What the exercise asks:
The number of lines below containing the word "value" is all that should be returned.

Records for the task:
= Beginning of Section =
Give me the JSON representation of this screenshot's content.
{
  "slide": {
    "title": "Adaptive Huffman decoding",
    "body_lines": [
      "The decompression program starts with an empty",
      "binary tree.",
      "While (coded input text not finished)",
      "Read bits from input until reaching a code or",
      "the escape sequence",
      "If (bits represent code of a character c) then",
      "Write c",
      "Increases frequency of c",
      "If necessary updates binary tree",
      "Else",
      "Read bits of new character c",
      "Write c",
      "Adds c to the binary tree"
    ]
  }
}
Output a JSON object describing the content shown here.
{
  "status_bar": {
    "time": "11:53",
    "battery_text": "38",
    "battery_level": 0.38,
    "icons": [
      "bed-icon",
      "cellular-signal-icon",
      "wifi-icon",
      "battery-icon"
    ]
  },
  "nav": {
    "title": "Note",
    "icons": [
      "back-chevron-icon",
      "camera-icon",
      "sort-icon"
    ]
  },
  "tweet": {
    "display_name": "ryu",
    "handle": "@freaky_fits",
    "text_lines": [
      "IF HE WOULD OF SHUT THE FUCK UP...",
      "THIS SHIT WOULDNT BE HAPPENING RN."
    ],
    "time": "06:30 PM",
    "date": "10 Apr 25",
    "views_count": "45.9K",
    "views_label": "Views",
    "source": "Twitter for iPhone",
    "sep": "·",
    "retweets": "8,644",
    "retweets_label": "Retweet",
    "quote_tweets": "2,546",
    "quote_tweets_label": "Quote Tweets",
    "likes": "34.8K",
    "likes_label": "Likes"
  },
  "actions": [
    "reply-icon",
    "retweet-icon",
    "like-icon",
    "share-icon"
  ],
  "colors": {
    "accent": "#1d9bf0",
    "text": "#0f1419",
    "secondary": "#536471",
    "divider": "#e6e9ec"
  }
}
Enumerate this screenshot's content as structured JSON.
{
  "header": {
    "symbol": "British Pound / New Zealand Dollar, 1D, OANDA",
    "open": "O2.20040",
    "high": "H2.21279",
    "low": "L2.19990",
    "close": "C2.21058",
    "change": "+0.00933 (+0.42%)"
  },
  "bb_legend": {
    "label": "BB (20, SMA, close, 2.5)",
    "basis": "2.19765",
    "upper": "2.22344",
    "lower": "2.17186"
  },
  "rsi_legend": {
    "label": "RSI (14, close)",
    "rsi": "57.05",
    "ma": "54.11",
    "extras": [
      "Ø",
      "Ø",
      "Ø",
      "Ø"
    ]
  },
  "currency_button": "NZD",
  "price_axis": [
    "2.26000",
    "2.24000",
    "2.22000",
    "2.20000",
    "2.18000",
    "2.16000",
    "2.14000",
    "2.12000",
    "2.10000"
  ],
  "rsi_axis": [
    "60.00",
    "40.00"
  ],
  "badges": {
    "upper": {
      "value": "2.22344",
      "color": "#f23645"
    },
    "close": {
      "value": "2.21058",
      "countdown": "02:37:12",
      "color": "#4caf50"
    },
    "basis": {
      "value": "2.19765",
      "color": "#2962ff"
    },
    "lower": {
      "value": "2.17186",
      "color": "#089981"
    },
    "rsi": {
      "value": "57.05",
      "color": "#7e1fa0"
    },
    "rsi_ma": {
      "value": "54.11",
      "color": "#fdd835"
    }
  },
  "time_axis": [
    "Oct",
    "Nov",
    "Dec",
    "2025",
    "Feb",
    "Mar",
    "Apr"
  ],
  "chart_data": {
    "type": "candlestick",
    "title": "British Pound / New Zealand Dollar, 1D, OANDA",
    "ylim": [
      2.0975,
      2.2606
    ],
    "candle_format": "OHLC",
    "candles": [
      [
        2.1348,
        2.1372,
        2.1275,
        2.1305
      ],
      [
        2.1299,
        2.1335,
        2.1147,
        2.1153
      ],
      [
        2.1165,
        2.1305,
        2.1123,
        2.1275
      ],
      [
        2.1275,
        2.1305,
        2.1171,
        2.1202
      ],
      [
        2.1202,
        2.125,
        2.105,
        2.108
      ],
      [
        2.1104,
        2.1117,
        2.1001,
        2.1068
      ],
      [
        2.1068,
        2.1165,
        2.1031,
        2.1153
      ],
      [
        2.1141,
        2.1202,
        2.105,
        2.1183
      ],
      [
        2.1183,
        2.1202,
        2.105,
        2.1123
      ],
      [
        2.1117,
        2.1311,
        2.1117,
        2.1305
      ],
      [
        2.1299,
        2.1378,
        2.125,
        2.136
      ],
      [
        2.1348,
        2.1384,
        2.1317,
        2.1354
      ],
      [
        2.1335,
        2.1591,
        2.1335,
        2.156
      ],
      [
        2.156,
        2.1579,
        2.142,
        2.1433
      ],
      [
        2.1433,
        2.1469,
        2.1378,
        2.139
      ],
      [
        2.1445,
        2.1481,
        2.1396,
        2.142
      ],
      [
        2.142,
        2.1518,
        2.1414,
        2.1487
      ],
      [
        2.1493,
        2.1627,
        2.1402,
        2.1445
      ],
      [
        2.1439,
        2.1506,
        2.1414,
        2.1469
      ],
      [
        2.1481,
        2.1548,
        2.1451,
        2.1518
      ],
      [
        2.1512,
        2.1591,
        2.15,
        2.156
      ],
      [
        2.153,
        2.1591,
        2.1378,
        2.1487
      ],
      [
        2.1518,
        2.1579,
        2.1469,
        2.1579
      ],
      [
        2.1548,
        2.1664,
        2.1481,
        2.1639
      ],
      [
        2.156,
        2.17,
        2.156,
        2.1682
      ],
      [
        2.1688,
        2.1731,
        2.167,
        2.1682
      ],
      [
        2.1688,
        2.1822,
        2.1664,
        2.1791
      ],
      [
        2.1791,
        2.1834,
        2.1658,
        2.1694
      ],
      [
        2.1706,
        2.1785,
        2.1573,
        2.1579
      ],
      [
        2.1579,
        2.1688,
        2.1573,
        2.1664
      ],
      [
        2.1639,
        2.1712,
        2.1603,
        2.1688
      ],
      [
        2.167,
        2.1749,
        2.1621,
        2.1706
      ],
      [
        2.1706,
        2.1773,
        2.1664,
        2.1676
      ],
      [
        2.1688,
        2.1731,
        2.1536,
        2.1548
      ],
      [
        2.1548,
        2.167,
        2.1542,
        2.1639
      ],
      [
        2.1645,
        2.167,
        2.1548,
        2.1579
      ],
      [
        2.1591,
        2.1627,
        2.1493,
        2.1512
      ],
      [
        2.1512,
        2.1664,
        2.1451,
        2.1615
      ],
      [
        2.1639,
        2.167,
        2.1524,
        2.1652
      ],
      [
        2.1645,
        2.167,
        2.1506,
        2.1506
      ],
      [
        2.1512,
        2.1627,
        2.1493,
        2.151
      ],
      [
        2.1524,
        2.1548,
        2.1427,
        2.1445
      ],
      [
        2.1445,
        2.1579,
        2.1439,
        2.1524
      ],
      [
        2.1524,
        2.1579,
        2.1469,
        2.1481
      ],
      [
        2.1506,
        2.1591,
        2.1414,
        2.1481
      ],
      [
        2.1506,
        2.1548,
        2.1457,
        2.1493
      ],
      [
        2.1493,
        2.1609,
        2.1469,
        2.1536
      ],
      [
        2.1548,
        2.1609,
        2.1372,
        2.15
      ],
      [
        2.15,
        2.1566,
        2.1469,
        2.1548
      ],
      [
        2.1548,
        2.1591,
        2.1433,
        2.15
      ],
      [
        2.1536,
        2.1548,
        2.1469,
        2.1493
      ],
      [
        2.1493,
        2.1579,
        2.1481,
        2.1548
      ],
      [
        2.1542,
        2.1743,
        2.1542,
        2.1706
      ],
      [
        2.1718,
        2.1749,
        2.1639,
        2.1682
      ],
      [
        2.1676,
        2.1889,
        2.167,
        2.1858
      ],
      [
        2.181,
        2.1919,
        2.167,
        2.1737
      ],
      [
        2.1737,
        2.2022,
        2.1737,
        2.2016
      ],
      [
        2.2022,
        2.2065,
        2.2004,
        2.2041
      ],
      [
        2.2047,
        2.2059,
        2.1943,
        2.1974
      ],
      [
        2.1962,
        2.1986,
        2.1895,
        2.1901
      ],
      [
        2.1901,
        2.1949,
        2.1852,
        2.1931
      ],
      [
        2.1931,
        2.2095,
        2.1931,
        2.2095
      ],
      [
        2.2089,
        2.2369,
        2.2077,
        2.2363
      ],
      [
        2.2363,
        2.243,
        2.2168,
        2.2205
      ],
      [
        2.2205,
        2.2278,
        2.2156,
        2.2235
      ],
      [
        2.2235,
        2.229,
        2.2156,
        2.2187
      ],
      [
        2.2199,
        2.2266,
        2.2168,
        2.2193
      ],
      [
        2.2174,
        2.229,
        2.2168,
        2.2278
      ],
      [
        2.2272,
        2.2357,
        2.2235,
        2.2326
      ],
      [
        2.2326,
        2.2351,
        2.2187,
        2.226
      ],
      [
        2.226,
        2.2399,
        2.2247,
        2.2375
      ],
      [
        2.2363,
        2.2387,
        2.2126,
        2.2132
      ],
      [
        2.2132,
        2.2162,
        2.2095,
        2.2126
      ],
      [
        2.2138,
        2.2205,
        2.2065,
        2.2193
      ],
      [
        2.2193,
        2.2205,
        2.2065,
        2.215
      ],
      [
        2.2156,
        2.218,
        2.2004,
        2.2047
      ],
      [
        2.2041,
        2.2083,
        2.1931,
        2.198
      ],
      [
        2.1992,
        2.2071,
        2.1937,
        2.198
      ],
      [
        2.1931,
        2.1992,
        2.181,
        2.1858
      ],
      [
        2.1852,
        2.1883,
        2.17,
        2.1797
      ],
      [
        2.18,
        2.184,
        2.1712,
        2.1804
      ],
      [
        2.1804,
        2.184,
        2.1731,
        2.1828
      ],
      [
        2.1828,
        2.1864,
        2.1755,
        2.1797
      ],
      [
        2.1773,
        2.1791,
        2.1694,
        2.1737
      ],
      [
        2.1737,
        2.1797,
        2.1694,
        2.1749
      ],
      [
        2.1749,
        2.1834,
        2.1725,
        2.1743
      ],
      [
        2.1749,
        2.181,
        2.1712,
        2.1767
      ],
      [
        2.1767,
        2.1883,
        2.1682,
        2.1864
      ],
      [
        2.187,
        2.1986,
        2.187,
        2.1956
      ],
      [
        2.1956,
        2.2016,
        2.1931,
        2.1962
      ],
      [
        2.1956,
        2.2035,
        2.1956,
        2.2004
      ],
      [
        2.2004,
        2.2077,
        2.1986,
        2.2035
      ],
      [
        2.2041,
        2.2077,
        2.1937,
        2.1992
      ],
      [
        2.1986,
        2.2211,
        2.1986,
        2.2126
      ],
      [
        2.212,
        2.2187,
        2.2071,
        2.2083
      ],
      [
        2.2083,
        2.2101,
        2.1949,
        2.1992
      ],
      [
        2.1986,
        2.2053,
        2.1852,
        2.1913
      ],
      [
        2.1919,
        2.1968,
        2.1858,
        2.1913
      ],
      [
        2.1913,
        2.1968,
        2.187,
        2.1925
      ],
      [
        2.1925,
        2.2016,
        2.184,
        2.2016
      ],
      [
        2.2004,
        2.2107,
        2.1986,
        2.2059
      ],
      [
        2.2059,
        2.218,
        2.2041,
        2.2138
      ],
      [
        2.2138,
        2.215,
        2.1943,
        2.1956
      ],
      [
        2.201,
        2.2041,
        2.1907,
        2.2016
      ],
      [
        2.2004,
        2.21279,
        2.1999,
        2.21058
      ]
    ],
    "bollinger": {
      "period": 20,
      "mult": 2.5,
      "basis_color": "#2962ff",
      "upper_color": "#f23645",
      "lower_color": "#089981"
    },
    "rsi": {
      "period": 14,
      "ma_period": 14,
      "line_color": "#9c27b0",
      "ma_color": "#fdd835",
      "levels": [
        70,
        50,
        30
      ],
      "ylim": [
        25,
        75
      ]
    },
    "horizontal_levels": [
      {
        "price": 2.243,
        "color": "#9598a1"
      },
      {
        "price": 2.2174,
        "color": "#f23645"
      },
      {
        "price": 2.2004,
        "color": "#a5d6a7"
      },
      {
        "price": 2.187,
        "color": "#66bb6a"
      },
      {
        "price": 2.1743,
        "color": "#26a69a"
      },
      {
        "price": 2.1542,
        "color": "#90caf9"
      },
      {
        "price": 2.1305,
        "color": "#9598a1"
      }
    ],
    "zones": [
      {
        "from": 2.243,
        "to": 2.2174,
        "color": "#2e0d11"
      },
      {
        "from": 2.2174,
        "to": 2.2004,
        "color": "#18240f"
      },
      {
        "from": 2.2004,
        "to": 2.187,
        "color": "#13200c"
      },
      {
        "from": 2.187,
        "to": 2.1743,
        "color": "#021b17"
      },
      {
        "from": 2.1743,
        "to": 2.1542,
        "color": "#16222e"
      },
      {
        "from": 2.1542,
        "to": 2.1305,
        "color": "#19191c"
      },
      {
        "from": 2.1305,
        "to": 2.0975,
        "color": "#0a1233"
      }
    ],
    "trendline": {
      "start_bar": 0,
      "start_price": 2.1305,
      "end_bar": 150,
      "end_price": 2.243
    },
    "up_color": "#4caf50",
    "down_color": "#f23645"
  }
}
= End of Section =
Answer to this problem:
6